-- What is being asked --
Look through the material for lines with the word "script", and copy each one.
BEGIN Data records
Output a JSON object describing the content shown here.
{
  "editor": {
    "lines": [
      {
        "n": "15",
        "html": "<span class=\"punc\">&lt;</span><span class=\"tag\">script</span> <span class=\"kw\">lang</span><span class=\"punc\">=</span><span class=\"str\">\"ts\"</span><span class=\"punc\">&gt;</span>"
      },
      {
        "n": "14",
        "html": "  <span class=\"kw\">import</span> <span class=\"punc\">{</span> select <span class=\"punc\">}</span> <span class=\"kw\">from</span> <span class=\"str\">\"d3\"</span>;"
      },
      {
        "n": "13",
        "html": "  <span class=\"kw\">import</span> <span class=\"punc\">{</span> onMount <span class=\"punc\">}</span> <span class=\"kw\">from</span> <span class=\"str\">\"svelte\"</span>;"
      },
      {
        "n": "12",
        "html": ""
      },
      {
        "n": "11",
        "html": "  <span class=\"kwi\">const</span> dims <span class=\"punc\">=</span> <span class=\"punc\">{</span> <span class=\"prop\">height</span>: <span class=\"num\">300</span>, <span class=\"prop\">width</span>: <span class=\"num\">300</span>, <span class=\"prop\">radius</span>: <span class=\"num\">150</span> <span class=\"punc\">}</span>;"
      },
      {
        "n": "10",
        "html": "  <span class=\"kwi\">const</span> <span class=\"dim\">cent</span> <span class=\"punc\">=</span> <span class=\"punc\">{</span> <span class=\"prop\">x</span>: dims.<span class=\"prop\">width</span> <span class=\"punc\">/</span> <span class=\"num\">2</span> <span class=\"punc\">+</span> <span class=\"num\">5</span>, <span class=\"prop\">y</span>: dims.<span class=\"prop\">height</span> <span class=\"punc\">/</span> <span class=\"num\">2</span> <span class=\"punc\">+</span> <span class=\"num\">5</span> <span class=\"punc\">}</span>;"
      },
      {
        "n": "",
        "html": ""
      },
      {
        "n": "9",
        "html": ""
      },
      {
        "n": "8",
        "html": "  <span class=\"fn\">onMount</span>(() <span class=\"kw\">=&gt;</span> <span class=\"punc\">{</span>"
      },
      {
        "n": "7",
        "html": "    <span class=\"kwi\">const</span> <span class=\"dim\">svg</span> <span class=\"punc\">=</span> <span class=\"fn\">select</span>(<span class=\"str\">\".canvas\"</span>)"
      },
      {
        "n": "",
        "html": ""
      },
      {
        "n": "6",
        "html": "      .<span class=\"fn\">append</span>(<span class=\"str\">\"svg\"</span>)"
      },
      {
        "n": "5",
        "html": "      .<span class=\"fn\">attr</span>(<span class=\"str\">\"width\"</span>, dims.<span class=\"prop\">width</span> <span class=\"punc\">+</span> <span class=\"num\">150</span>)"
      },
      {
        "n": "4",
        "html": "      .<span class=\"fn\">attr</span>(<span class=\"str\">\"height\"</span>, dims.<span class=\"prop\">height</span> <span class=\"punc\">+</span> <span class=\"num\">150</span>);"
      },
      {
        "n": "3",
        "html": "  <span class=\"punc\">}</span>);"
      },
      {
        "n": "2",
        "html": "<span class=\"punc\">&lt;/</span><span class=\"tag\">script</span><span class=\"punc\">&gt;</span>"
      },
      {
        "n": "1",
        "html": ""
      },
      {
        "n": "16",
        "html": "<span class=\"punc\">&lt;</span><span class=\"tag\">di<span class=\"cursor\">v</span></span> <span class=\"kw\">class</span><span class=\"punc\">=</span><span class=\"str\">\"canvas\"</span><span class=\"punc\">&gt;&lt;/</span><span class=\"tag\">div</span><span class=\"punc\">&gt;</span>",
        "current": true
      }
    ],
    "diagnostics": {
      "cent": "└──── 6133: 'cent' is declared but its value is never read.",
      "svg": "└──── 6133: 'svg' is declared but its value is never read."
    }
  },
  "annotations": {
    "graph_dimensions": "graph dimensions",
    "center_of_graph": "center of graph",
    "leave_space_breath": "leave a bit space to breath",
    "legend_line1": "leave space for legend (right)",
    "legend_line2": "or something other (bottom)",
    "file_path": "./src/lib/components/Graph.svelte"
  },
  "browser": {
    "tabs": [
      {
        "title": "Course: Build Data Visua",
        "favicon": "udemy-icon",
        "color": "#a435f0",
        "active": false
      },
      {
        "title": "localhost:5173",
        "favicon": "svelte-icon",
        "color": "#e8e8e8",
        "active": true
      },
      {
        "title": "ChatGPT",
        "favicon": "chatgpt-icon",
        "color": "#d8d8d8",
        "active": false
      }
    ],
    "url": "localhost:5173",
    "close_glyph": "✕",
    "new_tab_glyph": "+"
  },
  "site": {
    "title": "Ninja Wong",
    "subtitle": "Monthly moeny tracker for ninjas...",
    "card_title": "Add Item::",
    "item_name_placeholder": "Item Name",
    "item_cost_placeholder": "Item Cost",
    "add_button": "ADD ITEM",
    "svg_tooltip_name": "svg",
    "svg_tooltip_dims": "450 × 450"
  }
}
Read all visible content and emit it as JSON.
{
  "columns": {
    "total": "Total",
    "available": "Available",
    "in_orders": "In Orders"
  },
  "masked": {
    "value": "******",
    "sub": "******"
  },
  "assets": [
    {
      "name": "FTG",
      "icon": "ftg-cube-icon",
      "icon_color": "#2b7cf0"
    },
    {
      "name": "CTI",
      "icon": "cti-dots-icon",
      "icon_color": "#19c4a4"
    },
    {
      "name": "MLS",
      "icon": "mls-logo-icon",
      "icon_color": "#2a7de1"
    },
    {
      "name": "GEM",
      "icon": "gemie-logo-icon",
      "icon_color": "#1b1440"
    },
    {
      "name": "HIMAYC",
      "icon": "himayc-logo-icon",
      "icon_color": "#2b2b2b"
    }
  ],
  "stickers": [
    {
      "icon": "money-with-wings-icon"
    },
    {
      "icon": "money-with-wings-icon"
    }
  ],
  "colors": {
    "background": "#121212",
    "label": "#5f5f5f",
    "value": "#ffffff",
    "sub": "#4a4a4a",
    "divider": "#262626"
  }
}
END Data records
-- Output for this exercise --
        "html": "<span class=\"punc\">&lt;</span><span class=\"tag\">script</span> <span class=\"kw\">lang</span><span class=\"punc\">=</span><span class=\"str\">\"ts\"</span><span class=\"punc\">&gt;</span>"
        "html": "<span class=\"punc\">&lt;/</span><span class=\"tag\">script</span><span class=\"punc\">&gt;</span>"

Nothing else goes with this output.